Public policy

Justice Morgan then turned to the substantive public policy arguments, finding that the arbitration agreement was contrary to Canadian public policy because it was cost prohibitive to the claimants, lacked nuance and was a standard form contract for which the claimants had no bargaining power.

In particular, Justice Morgan stated that the cost of arbitration in Hong Kong ($36,000 plus legal fees, travel expenses and potential security for costs obligations) was not viable for the consumer-type class of investors, especially given that the OSC report had found that the average crypto investor would likely have a $5,000 claim.

The arbitration agreement was a standard form “click” contract with no negotiation, contributing to a finding that the agreement was contrary to public policy. This was compounded by the fact that Binance promoted its sign-up process as taking only 30 seconds — the unspoken premise being that “agreeing” to approximately 50 pages of terms takes almost no comprehension.

Further, Justice Morgan stated that “the choice of Hong Kong as an arbitral forum — a forum with no other connection to either the potential claimants or to Binance itself as a Cayman Islands company — could effectively amount to a grant of immunity to Binance.” He found that requiring adherence to an expensive and all-but-inaccessible arbitration procedure for resolving any and all disputes, without proper disclosure of the procedure’s difficulties, offends the public policy of Ontario and that such an arbitration agreement is void.

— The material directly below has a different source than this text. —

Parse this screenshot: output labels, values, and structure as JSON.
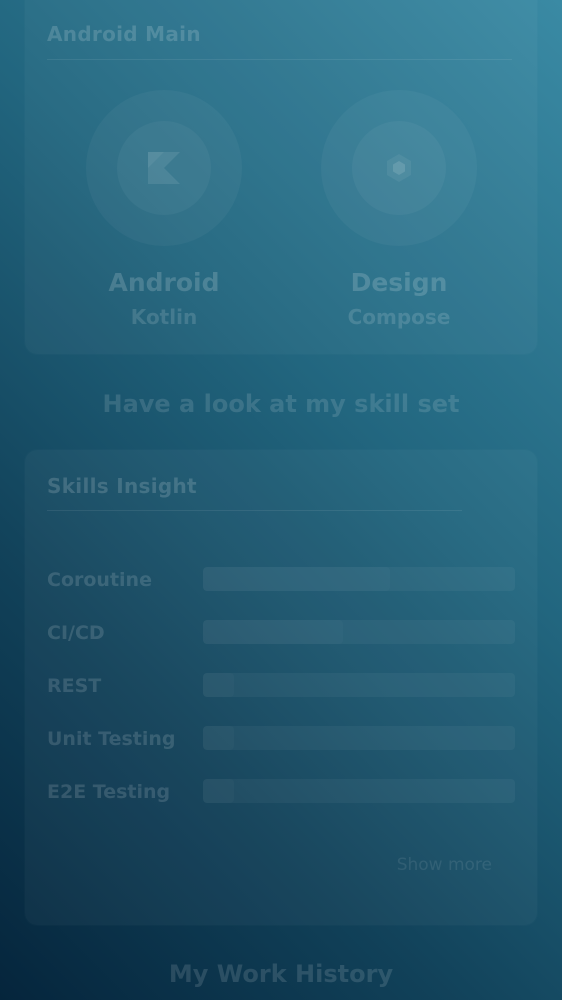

Justice Morgan held that the arbitration agreement was also unconscionable, as it was engineered by Binance to take advantage of the complexity that was hidden behind the superficially benign appearance of an arbitration clause.

Justice Morgan took issue with the fact that prospective class members signed an unnegotiable “click” contract wherein the details, including the changeable location, of the arbitration clause were buried out of sight, and the logistical complexity and expense of arbitration were not revealed anywhere.

Further, Justice Morgan stated that giving the contractually stipulated foreign law primacy over Ontario’s regulatory regime pits the policy objectives of arbitration statutes and securities legislation against each other and would turn arbitration into a vehicle for circumventing the consumer protection provisions of Ontario’s securities legislation.

In finding that the agreement was unconscionable, Justice Morgan stated that staying the action in favour of arbitration may be tantamount to denying relief for the claim, in part because of the cost concerns and inaccessibility of accessing this forum. For example, in order to apply Ontario law in a Hong Kong arbitration, the claimant would have to bring expert witnesses to testify as to the OSA, adding further expenses.

Key takeaways

To withstand arguments concerning public policy and unconscionability, an arbitration agreement should be drafted with the principles of fairness and transparency in mind and with a view to the underlying contractual context. Where an arbitration agreement is embedded in a standard form “click” contract involving a potentially unsophisticated consumer, the drafter should consider how an arbitration agreement may minimize potential barriers faced by the consumer. Ultimately, an arbitration agreement must not lead to no meaningful chance of a dispute being heard by arbitration, as this would trump the general public policy principle that agreements to arbitration are enforceable.

[1] Lochan v. Binance Holdings Limited, 2023 ONSC 6714.

[2] See Binance Holdings Limited v. Ontario Securities Commission, 2023 ONSC 3825 (Div. Ct.).